▶ EXERCISE REQUIREMENTS: Would you go through the records below and copy each line with the string "JSON"?

[Data about app and page elements]
↓
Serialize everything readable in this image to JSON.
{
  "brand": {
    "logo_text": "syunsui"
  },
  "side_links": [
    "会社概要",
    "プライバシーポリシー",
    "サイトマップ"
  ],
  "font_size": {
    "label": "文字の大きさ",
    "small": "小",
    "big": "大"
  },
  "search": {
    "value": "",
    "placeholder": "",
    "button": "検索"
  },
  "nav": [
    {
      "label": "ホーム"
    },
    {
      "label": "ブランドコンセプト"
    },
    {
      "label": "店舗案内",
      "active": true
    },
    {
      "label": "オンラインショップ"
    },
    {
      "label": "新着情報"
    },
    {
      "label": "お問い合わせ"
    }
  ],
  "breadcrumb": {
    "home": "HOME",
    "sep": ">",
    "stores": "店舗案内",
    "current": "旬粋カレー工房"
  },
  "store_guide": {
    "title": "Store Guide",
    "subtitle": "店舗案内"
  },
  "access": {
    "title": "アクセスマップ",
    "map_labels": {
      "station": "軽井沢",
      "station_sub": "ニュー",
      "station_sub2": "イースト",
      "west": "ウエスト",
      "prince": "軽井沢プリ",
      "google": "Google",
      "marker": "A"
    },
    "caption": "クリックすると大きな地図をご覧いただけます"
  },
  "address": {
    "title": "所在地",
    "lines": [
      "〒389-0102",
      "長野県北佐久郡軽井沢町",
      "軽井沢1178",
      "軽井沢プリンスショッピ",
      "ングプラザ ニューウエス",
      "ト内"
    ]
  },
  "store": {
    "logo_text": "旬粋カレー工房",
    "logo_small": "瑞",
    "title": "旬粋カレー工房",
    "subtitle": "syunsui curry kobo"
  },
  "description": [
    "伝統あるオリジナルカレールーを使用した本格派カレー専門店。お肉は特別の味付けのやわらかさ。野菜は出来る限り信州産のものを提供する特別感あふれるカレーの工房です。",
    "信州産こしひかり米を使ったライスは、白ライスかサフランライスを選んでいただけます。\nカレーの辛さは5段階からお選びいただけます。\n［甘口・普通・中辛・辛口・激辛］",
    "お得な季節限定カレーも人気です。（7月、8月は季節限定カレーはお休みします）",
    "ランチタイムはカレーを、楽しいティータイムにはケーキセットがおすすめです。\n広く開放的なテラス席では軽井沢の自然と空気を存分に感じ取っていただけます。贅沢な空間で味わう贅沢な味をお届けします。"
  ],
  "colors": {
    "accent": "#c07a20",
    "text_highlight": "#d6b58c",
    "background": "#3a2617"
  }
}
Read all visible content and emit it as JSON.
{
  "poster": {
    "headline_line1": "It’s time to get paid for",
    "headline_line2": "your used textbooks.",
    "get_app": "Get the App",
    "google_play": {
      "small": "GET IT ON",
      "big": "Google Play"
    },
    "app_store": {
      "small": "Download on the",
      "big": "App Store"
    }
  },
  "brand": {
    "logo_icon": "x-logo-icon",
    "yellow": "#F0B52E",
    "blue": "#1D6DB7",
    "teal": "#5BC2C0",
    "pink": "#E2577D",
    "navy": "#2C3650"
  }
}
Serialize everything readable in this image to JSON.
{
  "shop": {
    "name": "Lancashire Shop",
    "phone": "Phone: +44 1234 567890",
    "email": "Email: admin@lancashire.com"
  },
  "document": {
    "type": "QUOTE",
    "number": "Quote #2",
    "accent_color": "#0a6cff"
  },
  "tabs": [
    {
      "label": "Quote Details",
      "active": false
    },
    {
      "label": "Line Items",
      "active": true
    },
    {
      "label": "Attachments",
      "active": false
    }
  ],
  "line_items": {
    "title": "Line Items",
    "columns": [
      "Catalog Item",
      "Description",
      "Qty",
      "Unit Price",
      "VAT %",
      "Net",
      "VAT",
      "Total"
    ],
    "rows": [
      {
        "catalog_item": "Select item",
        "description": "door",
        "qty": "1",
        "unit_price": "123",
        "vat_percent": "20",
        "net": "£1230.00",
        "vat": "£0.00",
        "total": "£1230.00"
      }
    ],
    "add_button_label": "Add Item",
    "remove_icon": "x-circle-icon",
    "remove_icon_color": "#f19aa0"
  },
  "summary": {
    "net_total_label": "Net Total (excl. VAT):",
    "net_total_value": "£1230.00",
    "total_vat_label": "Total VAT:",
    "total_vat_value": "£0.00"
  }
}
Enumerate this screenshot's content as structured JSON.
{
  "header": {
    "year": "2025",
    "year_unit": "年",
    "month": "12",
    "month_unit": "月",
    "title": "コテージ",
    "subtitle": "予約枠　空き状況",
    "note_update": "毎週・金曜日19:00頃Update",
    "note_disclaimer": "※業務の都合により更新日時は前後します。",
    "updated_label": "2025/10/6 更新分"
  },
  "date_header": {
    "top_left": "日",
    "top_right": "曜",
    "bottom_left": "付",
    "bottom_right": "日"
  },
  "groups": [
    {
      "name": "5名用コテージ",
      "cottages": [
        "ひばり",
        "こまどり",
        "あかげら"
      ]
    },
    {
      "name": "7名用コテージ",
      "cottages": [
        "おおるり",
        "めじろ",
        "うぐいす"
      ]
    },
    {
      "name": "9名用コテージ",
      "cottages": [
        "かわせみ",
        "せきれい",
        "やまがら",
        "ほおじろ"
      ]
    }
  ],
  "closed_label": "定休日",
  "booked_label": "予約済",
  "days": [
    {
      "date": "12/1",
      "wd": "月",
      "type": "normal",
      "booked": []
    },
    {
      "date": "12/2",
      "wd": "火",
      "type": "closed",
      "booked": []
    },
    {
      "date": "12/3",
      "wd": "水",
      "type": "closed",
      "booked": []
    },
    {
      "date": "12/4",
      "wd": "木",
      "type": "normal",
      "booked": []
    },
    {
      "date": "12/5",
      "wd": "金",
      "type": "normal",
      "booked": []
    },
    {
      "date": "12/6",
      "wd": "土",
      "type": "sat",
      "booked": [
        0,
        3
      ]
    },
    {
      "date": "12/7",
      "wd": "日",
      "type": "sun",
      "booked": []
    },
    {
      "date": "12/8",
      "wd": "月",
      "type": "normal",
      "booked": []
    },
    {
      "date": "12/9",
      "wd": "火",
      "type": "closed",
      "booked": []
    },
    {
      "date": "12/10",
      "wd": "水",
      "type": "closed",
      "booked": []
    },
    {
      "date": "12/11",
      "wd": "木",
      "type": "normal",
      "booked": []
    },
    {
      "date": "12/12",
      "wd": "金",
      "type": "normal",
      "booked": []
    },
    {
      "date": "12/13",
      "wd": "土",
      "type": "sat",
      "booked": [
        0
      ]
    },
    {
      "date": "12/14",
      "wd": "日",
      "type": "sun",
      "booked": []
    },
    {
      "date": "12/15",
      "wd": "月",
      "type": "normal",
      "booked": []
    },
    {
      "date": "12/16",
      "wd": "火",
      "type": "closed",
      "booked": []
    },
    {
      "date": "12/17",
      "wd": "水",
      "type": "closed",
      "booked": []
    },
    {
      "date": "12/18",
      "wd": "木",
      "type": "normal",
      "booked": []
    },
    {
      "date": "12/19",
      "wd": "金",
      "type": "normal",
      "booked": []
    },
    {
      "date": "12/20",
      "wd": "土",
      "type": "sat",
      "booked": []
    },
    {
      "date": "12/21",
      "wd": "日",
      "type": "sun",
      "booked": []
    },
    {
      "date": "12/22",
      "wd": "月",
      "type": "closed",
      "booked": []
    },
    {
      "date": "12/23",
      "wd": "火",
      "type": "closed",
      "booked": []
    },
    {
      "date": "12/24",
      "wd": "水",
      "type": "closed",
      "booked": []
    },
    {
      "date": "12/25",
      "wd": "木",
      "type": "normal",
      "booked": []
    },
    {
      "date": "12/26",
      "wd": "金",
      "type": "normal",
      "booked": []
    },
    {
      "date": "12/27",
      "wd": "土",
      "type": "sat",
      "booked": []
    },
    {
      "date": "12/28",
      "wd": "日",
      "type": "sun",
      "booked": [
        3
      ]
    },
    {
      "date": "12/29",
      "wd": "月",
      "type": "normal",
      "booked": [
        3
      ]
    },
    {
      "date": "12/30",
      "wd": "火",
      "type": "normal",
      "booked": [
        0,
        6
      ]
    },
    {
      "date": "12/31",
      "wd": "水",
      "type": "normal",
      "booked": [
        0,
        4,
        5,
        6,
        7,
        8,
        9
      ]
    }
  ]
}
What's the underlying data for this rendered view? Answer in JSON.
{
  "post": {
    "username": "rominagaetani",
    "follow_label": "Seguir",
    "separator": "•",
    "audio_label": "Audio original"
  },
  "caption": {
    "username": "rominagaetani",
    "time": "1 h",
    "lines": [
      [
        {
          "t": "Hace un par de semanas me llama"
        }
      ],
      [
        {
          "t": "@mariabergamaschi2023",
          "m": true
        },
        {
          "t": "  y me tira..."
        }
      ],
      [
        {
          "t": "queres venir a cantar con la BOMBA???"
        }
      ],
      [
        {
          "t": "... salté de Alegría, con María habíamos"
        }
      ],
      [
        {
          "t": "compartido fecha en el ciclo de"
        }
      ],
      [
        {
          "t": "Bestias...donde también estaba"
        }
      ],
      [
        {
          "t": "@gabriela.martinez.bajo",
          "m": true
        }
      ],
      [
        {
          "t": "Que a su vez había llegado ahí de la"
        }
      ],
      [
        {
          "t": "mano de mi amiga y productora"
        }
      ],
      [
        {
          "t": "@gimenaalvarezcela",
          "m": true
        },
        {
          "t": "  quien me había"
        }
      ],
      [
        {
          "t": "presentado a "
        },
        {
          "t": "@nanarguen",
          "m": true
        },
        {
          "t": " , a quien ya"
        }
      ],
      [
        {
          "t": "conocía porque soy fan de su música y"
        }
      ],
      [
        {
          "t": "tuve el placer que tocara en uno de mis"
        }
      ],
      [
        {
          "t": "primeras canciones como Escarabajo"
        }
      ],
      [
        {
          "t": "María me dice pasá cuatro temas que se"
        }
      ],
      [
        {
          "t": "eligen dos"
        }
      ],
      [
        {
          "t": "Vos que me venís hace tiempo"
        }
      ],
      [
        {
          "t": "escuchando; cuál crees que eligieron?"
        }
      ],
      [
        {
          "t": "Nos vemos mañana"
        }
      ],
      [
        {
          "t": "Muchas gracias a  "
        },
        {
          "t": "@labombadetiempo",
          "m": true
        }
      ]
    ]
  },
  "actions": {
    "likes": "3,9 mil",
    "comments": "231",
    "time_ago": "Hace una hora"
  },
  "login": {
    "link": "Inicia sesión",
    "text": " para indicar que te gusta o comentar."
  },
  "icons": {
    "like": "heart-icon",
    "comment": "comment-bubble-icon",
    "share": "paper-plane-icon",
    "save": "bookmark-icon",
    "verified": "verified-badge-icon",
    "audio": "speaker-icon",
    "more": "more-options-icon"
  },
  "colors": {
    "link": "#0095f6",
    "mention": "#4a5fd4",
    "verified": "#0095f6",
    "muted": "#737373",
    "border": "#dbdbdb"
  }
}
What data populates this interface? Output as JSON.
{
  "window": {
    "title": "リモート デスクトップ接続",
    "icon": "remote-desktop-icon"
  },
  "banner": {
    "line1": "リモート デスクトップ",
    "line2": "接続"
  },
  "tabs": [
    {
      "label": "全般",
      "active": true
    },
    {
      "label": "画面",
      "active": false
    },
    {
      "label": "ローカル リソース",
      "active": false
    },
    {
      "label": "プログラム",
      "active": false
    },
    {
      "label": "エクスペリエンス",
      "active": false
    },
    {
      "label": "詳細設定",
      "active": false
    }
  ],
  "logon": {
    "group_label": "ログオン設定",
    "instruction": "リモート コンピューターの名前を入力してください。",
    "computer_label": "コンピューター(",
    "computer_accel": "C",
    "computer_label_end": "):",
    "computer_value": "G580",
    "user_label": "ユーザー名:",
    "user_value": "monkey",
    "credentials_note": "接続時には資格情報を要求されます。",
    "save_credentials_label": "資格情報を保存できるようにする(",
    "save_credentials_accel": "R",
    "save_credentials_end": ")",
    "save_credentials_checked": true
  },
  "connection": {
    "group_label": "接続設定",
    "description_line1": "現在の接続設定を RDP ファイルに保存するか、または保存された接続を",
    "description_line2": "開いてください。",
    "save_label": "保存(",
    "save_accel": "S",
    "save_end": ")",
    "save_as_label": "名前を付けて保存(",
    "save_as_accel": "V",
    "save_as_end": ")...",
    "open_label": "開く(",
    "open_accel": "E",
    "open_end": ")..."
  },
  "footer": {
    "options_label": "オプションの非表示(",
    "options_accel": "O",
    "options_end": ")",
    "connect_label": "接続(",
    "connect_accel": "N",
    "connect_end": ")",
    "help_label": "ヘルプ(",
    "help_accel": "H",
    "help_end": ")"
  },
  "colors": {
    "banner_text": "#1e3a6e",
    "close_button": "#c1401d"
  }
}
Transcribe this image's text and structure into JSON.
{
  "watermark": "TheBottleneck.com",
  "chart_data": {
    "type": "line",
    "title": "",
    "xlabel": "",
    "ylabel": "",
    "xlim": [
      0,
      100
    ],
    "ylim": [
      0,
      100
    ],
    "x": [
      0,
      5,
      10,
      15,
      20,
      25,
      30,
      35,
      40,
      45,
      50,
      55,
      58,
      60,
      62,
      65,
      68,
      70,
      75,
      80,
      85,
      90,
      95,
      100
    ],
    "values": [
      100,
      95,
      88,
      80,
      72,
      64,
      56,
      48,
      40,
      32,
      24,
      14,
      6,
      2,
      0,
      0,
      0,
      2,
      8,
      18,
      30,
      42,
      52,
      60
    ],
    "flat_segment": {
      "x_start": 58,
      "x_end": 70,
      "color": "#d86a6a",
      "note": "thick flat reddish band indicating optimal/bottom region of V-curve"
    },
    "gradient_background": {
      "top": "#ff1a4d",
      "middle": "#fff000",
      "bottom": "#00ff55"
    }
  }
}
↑
▶ OUTPUT OF THE TASK:
Serialize everything readable in this image to JSON.
Read all visible content and emit it as JSON.
Serialize everything readable in this image to JSON.
Enumerate this screenshot's content as structured JSON.
What's the underlying data for this rendered view? Answer in JSON.
What data populates this interface? Output as JSON.
Transcribe this image's text and structure into JSON.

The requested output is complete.